Children First recognises the need to support community and voluntary groups develop best practice in their dealings with children. One of the ways this is being addressed is by the creation of the Information and Advice Officer post in the health boards. This is a pivotal post for promoting public awareness about child protection concerns and promoting good child protection practice. Voluntary and community groups will have for the first time, a named person in each board whose responsibility is to develop good working relationships and network with all groups dealing with children in their area.
In order to support this development, a new document entitled Our Duty to Care has been published. Essentially it promotes good practice and procedures for organisations dealing with children and consists of a booklet and fact-sheets covering areas such as safe recruitment practice, developing safe management practices and policies and raising awareness of child abuse among volunteers and staff. It also provides advice on how to report concerns to the health boards. This is an extremely useful tool in dealing with voluntary organisations.

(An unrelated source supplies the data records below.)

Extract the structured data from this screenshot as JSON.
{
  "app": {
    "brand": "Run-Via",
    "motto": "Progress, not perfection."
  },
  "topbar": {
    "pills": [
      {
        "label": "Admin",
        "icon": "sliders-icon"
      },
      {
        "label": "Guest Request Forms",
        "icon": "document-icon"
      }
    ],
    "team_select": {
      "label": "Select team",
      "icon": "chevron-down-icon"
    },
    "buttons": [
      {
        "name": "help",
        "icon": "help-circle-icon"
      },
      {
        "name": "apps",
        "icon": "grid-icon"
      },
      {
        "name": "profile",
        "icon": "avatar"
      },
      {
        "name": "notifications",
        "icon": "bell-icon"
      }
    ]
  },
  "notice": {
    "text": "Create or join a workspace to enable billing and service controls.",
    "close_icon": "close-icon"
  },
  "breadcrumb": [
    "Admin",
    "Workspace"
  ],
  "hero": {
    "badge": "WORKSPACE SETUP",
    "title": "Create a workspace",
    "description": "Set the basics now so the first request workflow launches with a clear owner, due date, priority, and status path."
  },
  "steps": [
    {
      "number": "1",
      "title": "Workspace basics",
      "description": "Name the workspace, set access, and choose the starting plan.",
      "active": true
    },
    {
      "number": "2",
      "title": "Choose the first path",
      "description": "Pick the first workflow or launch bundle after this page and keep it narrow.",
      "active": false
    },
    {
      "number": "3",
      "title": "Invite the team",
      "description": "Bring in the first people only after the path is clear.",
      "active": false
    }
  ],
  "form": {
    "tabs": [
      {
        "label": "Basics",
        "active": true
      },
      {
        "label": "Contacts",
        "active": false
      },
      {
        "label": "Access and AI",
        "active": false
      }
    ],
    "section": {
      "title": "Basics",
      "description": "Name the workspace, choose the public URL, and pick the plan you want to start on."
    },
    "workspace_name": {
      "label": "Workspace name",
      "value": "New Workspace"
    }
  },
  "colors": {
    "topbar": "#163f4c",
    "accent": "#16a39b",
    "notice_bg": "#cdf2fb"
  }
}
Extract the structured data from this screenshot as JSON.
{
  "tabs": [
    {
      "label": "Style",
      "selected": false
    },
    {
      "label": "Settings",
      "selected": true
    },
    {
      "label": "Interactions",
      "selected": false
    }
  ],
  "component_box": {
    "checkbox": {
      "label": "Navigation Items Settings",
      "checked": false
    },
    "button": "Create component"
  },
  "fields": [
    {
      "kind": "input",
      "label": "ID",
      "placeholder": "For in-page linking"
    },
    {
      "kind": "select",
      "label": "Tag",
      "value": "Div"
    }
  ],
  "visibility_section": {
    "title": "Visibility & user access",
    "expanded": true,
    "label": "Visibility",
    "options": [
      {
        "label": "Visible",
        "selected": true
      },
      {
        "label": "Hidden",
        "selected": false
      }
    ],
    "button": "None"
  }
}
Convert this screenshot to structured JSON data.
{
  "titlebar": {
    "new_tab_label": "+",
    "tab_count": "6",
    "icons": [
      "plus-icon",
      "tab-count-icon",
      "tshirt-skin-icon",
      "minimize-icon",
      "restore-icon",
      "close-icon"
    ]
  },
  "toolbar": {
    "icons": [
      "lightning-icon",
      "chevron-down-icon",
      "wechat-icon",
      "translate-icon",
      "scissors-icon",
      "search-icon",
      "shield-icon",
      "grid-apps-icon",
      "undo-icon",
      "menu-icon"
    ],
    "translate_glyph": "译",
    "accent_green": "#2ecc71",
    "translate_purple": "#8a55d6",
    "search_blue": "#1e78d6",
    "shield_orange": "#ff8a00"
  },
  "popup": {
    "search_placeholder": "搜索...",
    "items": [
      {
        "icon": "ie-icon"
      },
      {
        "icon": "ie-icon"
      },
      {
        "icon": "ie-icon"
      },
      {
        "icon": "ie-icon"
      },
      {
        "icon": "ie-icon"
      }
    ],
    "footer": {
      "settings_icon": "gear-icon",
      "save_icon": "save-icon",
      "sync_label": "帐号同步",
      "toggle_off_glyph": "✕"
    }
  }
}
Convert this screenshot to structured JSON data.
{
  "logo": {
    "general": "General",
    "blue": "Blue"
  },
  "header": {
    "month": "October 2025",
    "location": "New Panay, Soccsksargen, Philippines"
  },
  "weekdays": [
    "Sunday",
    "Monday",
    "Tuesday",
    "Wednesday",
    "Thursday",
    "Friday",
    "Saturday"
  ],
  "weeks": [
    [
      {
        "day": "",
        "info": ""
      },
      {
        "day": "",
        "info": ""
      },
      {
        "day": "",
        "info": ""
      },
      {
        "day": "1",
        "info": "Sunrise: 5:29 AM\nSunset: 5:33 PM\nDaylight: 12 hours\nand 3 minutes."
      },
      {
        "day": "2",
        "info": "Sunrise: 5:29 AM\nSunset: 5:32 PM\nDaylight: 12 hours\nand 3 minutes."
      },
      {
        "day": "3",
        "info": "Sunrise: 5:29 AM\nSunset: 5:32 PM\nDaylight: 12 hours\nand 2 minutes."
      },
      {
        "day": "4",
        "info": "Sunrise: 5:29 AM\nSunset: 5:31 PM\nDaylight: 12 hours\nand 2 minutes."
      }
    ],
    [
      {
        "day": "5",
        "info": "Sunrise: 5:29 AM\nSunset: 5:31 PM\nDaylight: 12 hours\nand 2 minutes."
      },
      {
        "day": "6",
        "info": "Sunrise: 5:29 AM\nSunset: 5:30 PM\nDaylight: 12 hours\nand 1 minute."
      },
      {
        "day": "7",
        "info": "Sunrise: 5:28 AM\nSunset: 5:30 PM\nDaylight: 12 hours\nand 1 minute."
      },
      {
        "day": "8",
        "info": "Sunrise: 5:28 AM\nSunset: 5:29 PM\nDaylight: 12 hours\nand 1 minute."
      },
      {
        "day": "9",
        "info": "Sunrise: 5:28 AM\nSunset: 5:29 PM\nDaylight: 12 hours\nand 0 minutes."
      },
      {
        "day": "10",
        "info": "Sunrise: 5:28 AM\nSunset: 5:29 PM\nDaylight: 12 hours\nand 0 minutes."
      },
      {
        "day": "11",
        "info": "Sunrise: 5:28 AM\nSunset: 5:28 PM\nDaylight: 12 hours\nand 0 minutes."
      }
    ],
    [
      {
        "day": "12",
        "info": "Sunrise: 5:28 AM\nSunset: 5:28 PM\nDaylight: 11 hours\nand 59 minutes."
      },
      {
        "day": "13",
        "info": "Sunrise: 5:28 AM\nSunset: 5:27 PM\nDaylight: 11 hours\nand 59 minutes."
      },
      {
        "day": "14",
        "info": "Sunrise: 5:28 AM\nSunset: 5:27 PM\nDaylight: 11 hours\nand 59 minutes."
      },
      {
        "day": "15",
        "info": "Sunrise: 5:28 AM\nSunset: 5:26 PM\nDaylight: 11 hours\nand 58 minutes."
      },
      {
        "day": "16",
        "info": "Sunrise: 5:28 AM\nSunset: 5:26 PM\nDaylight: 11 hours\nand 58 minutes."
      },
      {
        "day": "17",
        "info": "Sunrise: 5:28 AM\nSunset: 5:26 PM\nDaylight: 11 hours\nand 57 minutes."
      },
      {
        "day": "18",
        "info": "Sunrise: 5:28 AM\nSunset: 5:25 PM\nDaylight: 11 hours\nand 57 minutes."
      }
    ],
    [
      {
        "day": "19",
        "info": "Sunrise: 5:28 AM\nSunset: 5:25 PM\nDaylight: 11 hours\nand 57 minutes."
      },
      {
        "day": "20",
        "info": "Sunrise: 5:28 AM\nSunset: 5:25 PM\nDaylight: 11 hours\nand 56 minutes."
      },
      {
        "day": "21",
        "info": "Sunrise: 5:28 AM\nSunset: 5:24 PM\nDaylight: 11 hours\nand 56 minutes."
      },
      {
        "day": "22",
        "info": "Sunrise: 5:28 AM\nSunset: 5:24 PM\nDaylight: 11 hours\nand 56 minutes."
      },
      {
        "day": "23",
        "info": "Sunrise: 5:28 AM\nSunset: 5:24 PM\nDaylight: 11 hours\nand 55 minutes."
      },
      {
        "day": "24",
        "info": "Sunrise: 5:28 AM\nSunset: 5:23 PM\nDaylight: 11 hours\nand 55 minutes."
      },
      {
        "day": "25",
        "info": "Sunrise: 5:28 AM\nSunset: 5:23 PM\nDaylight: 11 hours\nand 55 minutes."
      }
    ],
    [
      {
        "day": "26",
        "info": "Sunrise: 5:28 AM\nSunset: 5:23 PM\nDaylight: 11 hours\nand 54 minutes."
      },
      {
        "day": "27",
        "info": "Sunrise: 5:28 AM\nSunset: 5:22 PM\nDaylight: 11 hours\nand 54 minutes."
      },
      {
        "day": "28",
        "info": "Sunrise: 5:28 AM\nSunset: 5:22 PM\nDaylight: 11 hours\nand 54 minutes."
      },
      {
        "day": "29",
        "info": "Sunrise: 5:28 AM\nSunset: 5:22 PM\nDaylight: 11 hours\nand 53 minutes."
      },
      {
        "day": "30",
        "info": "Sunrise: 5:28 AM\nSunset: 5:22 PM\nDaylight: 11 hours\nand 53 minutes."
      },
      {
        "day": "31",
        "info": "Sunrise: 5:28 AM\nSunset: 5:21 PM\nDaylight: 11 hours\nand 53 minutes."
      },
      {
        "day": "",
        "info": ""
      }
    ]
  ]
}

In addition to the important developments that have taken place at National level there have been very positive developments at local and regional level which address the needs of children generally and children in care in particular. We can see examples of these new and innovative projects in the workshops which are taking place during the conference. We must continue to work together to build on these developments and ensure a better life for children.
I would like to assure you of my continued commitment to the prioritisation of child and family services.
I would also like to record my appreciation to all those in my own Department, the Social Services Inspectorate, the health boards and other organisations who were involved in organising this worthwhile event which brought us all together here for this Conference. I want to thank all of you for taking time out from your busy schedules to be here. A special word of thanks to the chairpersons, the keynote speakers, the workshop presenters and the display stand presenters whose contribution is ensuring that we all learn and reflect. Finally, I wish you all well both here during the conference and also in your work.